PROBLEM STATEMENT:
Across the records, find how many lines include the string "https" and answer with only the figure.

DATA SUPPLIED:
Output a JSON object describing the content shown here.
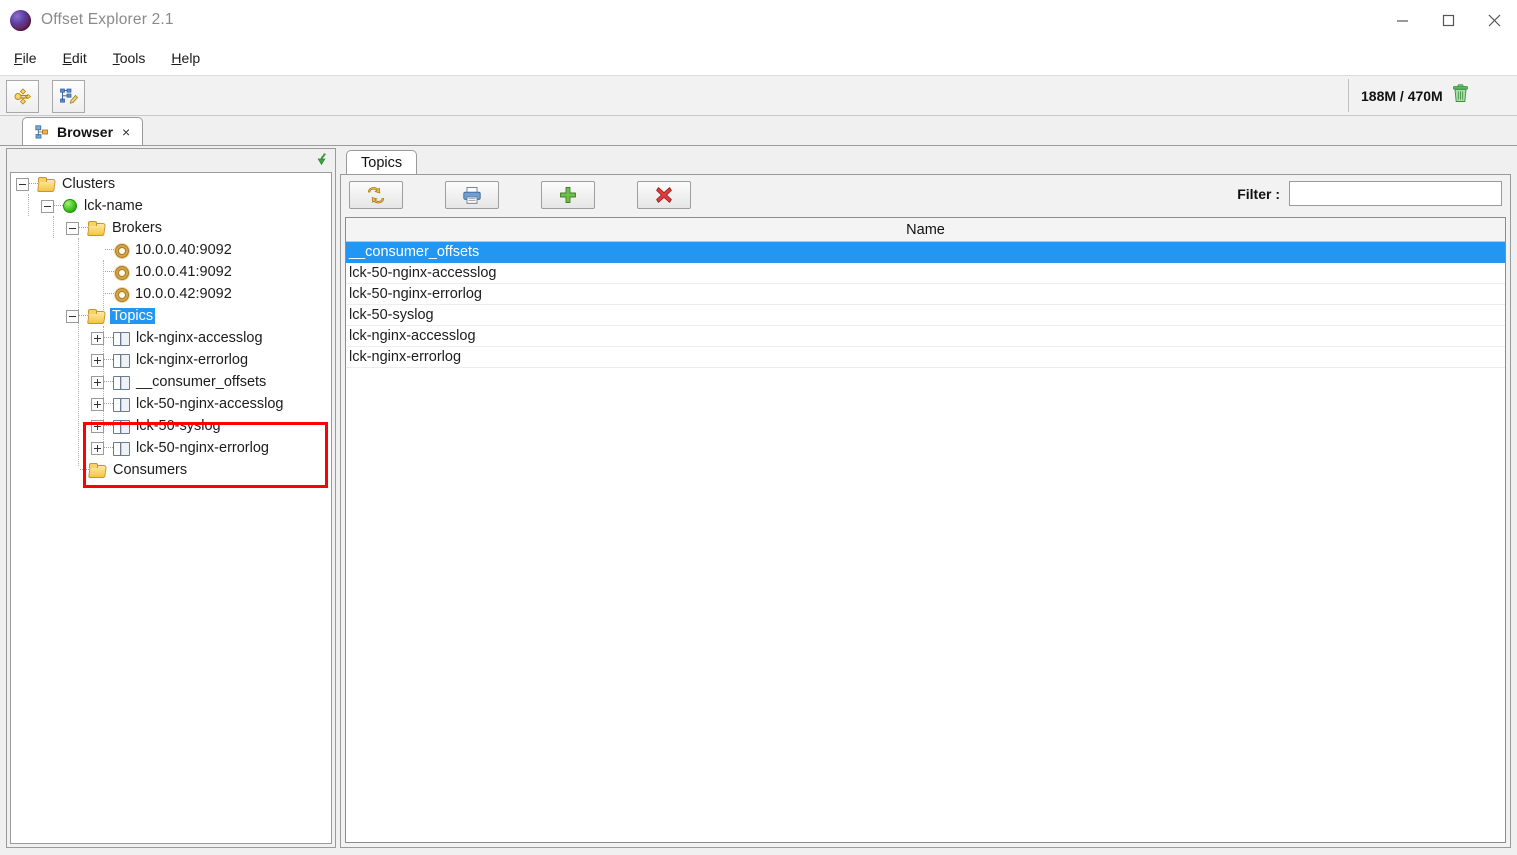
{
  "window": {
    "title": "Offset Explorer  2.1",
    "app_icon": "sphere-icon",
    "minimize": "minimize-icon",
    "maximize": "maximize-icon",
    "close": "close-icon"
  },
  "menubar": {
    "items": [
      {
        "label": "File",
        "mnemonic": "F"
      },
      {
        "label": "Edit",
        "mnemonic": "E"
      },
      {
        "label": "Tools",
        "mnemonic": "T"
      },
      {
        "label": "Help",
        "mnemonic": "H"
      }
    ]
  },
  "toolbar": {
    "buttons": [
      {
        "name": "add-cluster-button",
        "icon": "connection-icon"
      },
      {
        "name": "edit-cluster-button",
        "icon": "tree-edit-icon"
      }
    ],
    "memory": {
      "used": "188M",
      "separator": " / ",
      "total": "470M",
      "full_text": "188M / 470M",
      "gc_icon": "trash-icon"
    }
  },
  "tabstrip": {
    "tabs": [
      {
        "label": "Browser",
        "icon": "hierarchy-icon",
        "close": "×",
        "active": true
      }
    ]
  },
  "left_panel": {
    "collapse_icon": "green-down-arrow-icon",
    "tree": [
      {
        "label": "Clusters",
        "depth": 0,
        "icon": "folder-icon",
        "expander": "minus",
        "selected": false
      },
      {
        "label": "lck-name",
        "depth": 1,
        "icon": "status-dot-icon",
        "expander": "minus",
        "selected": false
      },
      {
        "label": "Brokers",
        "depth": 2,
        "icon": "folder-icon",
        "expander": "minus",
        "selected": false
      },
      {
        "label": "10.0.0.40:9092",
        "depth": 3,
        "icon": "gear-icon",
        "expander": "none",
        "selected": false
      },
      {
        "label": "10.0.0.41:9092",
        "depth": 3,
        "icon": "gear-icon",
        "expander": "none",
        "selected": false
      },
      {
        "label": "10.0.0.42:9092",
        "depth": 3,
        "icon": "gear-icon",
        "expander": "none",
        "selected": false
      },
      {
        "label": "Topics",
        "depth": 2,
        "icon": "folder-icon",
        "expander": "minus",
        "selected": true
      },
      {
        "label": "lck-nginx-accesslog",
        "depth": 3,
        "icon": "topic-icon",
        "expander": "plus",
        "selected": false
      },
      {
        "label": "lck-nginx-errorlog",
        "depth": 3,
        "icon": "topic-icon",
        "expander": "plus",
        "selected": false
      },
      {
        "label": "__consumer_offsets",
        "depth": 3,
        "icon": "topic-icon",
        "expander": "plus",
        "selected": false
      },
      {
        "label": "lck-50-nginx-accesslog",
        "depth": 3,
        "icon": "topic-icon",
        "expander": "plus",
        "selected": false
      },
      {
        "label": "lck-50-syslog",
        "depth": 3,
        "icon": "topic-icon",
        "expander": "plus",
        "selected": false
      },
      {
        "label": "lck-50-nginx-errorlog",
        "depth": 3,
        "icon": "topic-icon",
        "expander": "plus",
        "selected": false
      },
      {
        "label": "Consumers",
        "depth": 2,
        "icon": "folder-icon",
        "expander": "none",
        "selected": false
      }
    ],
    "annotation": {
      "type": "red-highlight-box",
      "color": "#ff0000",
      "covers_rows": [
        10,
        11,
        12
      ]
    }
  },
  "right_panel": {
    "tabs": [
      {
        "label": "Topics",
        "active": true
      }
    ],
    "toolbar_buttons": [
      {
        "name": "refresh-button",
        "icon": "refresh-icon"
      },
      {
        "name": "print-button",
        "icon": "printer-icon"
      },
      {
        "name": "add-topic-button",
        "icon": "plus-icon"
      },
      {
        "name": "delete-topic-button",
        "icon": "red-x-icon"
      }
    ],
    "filter": {
      "label": "Filter :",
      "value": "",
      "placeholder": ""
    },
    "table": {
      "columns": [
        "Name"
      ],
      "rows": [
        {
          "Name": "__consumer_offsets",
          "selected": true
        },
        {
          "Name": "lck-50-nginx-accesslog",
          "selected": false
        },
        {
          "Name": "lck-50-nginx-errorlog",
          "selected": false
        },
        {
          "Name": "lck-50-syslog",
          "selected": false
        },
        {
          "Name": "lck-nginx-accesslog",
          "selected": false
        },
        {
          "Name": "lck-nginx-errorlog",
          "selected": false
        }
      ]
    }
  },
  "colors": {
    "selection_blue": "#2196f3",
    "annotation_red": "#ff0000",
    "status_green": "#36c118",
    "panel_gray": "#f0f0f0"
  }
}
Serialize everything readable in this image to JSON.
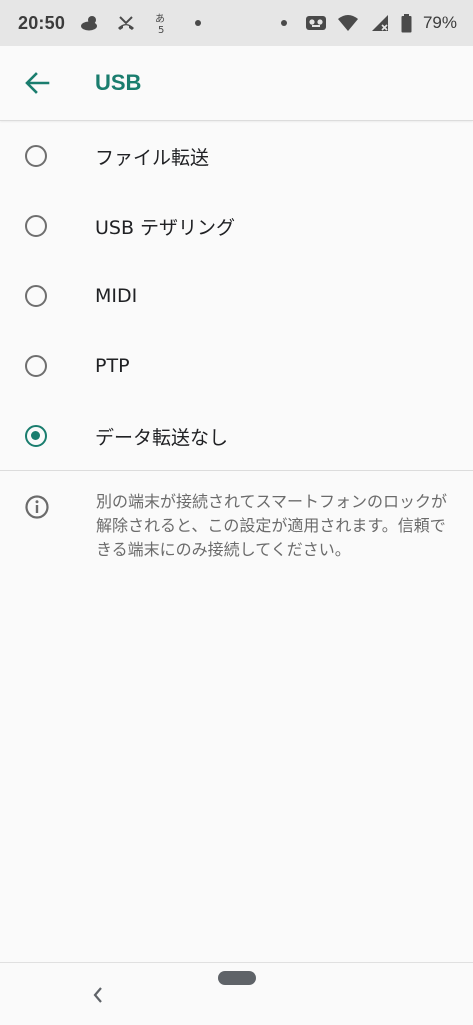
{
  "status_bar": {
    "time": "20:50",
    "battery_percent": "79%",
    "icons_left": [
      "weather-cloud-icon",
      "missed-call-icon",
      "ime-kana-icon",
      "dot-icon"
    ],
    "icons_right": [
      "dot-icon",
      "voicemail-icon",
      "wifi-icon",
      "signal-icon",
      "battery-icon"
    ]
  },
  "app_bar": {
    "title": "USB",
    "back_icon": "arrow-back-icon"
  },
  "options": [
    {
      "label": "ファイル転送",
      "selected": false
    },
    {
      "label": "USB テザリング",
      "selected": false
    },
    {
      "label": "MIDI",
      "selected": false
    },
    {
      "label": "PTP",
      "selected": false
    },
    {
      "label": "データ転送なし",
      "selected": true
    }
  ],
  "info": {
    "icon": "info-icon",
    "text": "別の端末が接続されてスマートフォンのロックが解除されると、この設定が適用されます。信頼できる端末にのみ接続してください。"
  },
  "colors": {
    "accent": "#1a7d6e",
    "status_bar_bg": "#e6e6e6",
    "background": "#fafafa"
  }
}
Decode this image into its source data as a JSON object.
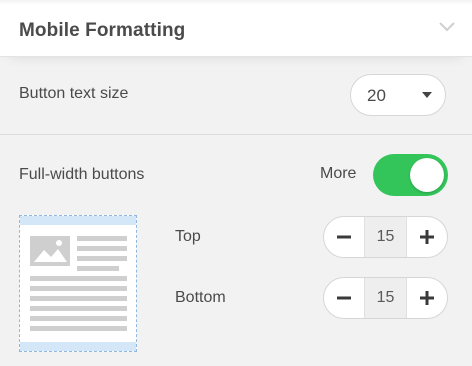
{
  "header": {
    "title": "Mobile Formatting",
    "collapse_icon": "chevron-down-icon"
  },
  "button_text_size": {
    "label": "Button text size",
    "value": "20",
    "dropdown_icon": "caret-down-icon"
  },
  "full_width_buttons": {
    "label": "Full-width buttons",
    "more_label": "More",
    "toggle_on": true,
    "toggle_color": "#33c45a"
  },
  "padding": {
    "preview_icon": "layout-preview-icon",
    "top": {
      "label": "Top",
      "value": "15"
    },
    "bottom": {
      "label": "Bottom",
      "value": "15"
    },
    "decrement_icon": "minus-icon",
    "increment_icon": "plus-icon"
  }
}
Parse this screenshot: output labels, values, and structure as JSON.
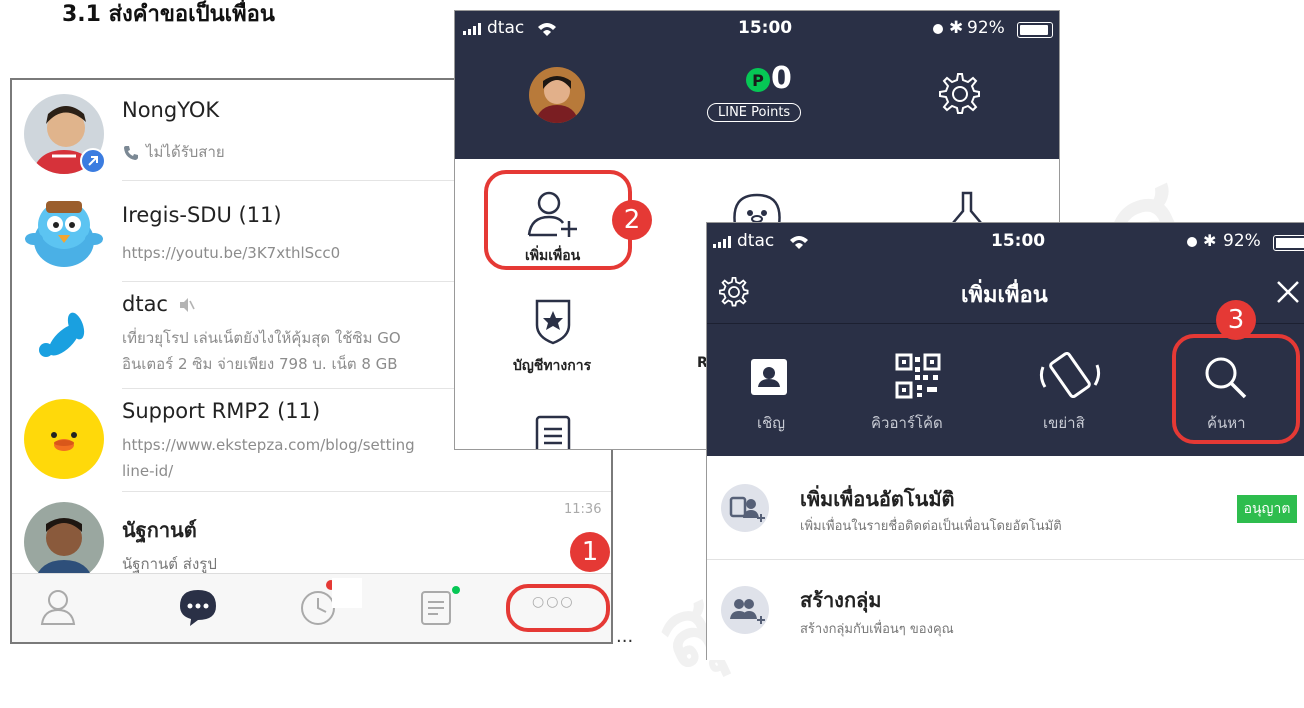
{
  "heading": "3.1 ส่งคำขอเป็นเพื่อน",
  "watermark": "สุ",
  "chat_list": {
    "chats": [
      {
        "name": "NongYOK",
        "message": "ไม่ได้รับสาย"
      },
      {
        "name": "Iregis-SDU (11)",
        "message": "https://youtu.be/3K7xthlScc0"
      },
      {
        "name": "dtac",
        "message_line1": "เที่ยวยุโรป เล่นเน็ตยังไงให้คุ้มสุด ใช้ซิม GO",
        "message_line2": "อินเตอร์ 2 ซิม จ่ายเพียง 798 บ. เน็ต 8 GB"
      },
      {
        "name": "Support RMP2 (11)",
        "message_line1": "https://www.ekstepza.com/blog/setting",
        "message_line2": "line-id/"
      },
      {
        "name": "นัฐกานต์",
        "message": "นัฐกานต์ ส่งรูป",
        "time": "11:36"
      }
    ],
    "more_button_label": "○○○",
    "ellipsis": "..."
  },
  "menu_screen": {
    "status": {
      "carrier": "dtac",
      "time": "15:00",
      "battery": "92%"
    },
    "points_value": "0",
    "points_label": "LINE Points",
    "add_friend_label": "เพิ่มเพื่อน",
    "official_accounts_label": "บัญชีทางการ",
    "cut_label": "R"
  },
  "add_friends_screen": {
    "status": {
      "carrier": "dtac",
      "time": "15:00",
      "battery": "92%"
    },
    "title": "เพิ่มเพื่อน",
    "options": [
      {
        "label": "เชิญ",
        "icon": "invite-contact-icon"
      },
      {
        "label": "คิวอาร์โค้ด",
        "icon": "qr-code-icon"
      },
      {
        "label": "เขย่าสิ",
        "icon": "shake-phone-icon"
      },
      {
        "label": "ค้นหา",
        "icon": "search-icon"
      }
    ],
    "auto_add": {
      "title": "เพิ่มเพื่อนอัตโนมัติ",
      "subtitle": "เพิ่มเพื่อนในรายชื่อติดต่อเป็นเพื่อนโดยอัตโนมัติ",
      "button": "อนุญาต"
    },
    "create_group": {
      "title": "สร้างกลุ่ม",
      "subtitle": "สร้างกลุ่มกับเพื่อนๆ ของคุณ"
    }
  },
  "step_badges": [
    "1",
    "2",
    "3"
  ],
  "colors": {
    "dark_header": "#2a3046",
    "accent_green": "#2ebd4e",
    "annotation_red": "#e53935",
    "line_green": "#06c755"
  }
}
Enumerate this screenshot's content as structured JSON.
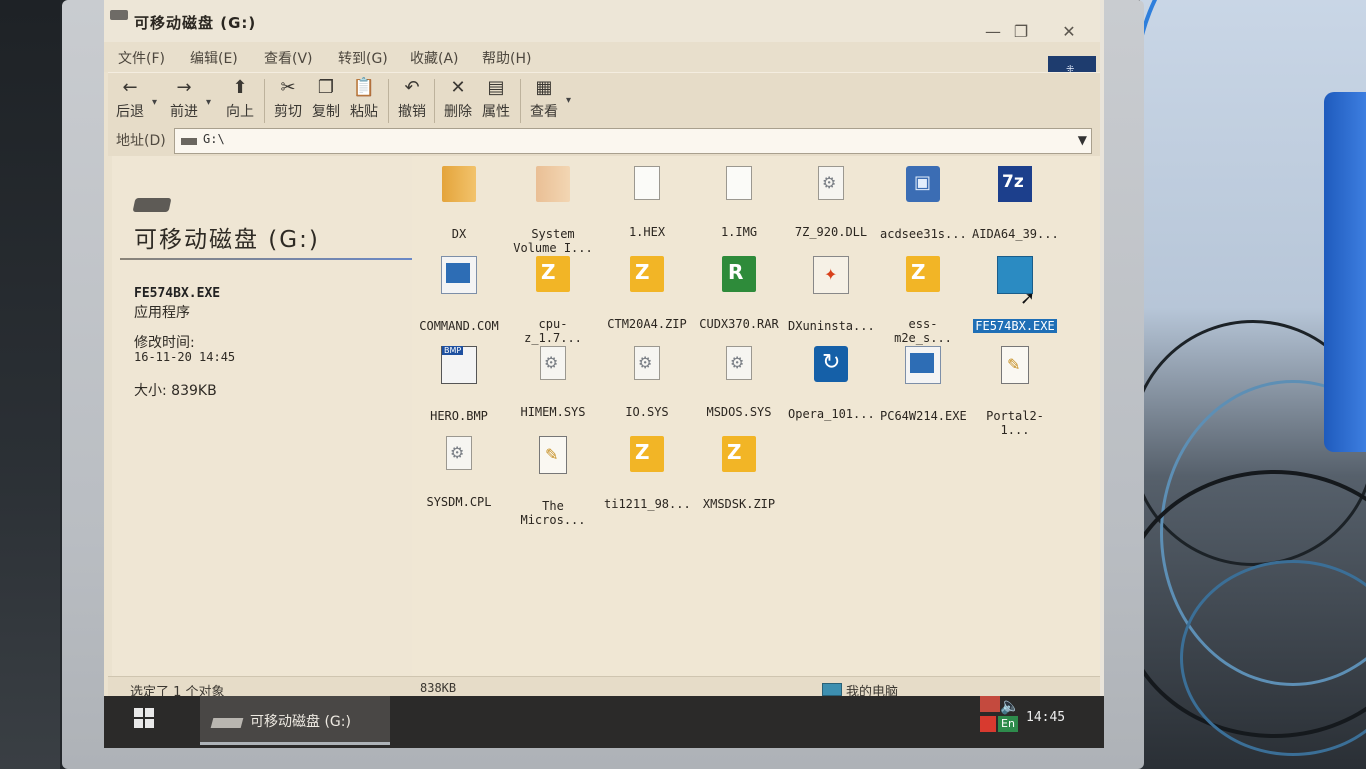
{
  "window": {
    "title": "可移动磁盘  (G:)",
    "controls": {
      "minimize": "—",
      "maximize": "❐",
      "close": "✕"
    }
  },
  "menu": {
    "items": [
      "文件(F)",
      "编辑(E)",
      "查看(V)",
      "转到(G)",
      "收藏(A)",
      "帮助(H)"
    ]
  },
  "toolbar": {
    "back": "后退",
    "forward": "前进",
    "up": "向上",
    "cut": "剪切",
    "copy": "复制",
    "paste": "粘贴",
    "undo": "撤销",
    "delete": "删除",
    "properties": "属性",
    "view": "查看"
  },
  "address": {
    "label": "地址(D)",
    "value": "G:\\"
  },
  "info": {
    "drive_title": "可移动磁盘 (G:)",
    "file_name": "FE574BX.EXE",
    "file_type": "应用程序",
    "modified_label": "修改时间:",
    "modified_value": "16-11-20 14:45",
    "size": "大小: 839KB"
  },
  "files": [
    {
      "name": "DX",
      "icon": "folder-icon"
    },
    {
      "name": "System Volume I...",
      "icon": "folder-icon"
    },
    {
      "name": "1.HEX",
      "icon": "document-icon"
    },
    {
      "name": "1.IMG",
      "icon": "document-icon"
    },
    {
      "name": "7Z_920.DLL",
      "icon": "dll-gear-icon"
    },
    {
      "name": "acdsee31s...",
      "icon": "installer-icon"
    },
    {
      "name": "AIDA64_39...",
      "icon": "7z-archive-icon"
    },
    {
      "name": "COMMAND.COM",
      "icon": "program-icon"
    },
    {
      "name": "cpu-z_1.7...",
      "icon": "zip-archive-icon"
    },
    {
      "name": "CTM20A4.ZIP",
      "icon": "zip-archive-icon"
    },
    {
      "name": "CUDX370.RAR",
      "icon": "rar-archive-icon"
    },
    {
      "name": "DXuninsta...",
      "icon": "uninstaller-icon"
    },
    {
      "name": "ess-m2e_s...",
      "icon": "zip-archive-icon"
    },
    {
      "name": "FE574BX.EXE",
      "icon": "program-icon",
      "selected": true
    },
    {
      "name": "HERO.BMP",
      "icon": "bitmap-icon"
    },
    {
      "name": "HIMEM.SYS",
      "icon": "system-file-icon"
    },
    {
      "name": "IO.SYS",
      "icon": "system-file-icon"
    },
    {
      "name": "MSDOS.SYS",
      "icon": "system-file-icon"
    },
    {
      "name": "Opera_101...",
      "icon": "opera-installer-icon"
    },
    {
      "name": "PC64W214.EXE",
      "icon": "program-icon"
    },
    {
      "name": "Portal2-1...",
      "icon": "text-document-icon"
    },
    {
      "name": "SYSDM.CPL",
      "icon": "system-file-icon"
    },
    {
      "name": "The Micros...",
      "icon": "text-document-icon"
    },
    {
      "name": "ti1211_98...",
      "icon": "zip-archive-icon"
    },
    {
      "name": "XMSDSK.ZIP",
      "icon": "zip-archive-icon"
    }
  ],
  "status": {
    "selection": "选定了 1 个对象",
    "size": "838KB",
    "location": "我的电脑"
  },
  "taskbar": {
    "task_label": "可移动磁盘 (G:)",
    "lang": "En",
    "clock": "14:45"
  },
  "colors": {
    "window_bg": "#ebe2cf",
    "selection": "#1f6fb6",
    "taskbar": "#2b2a29"
  }
}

ANSWER SECTION:
2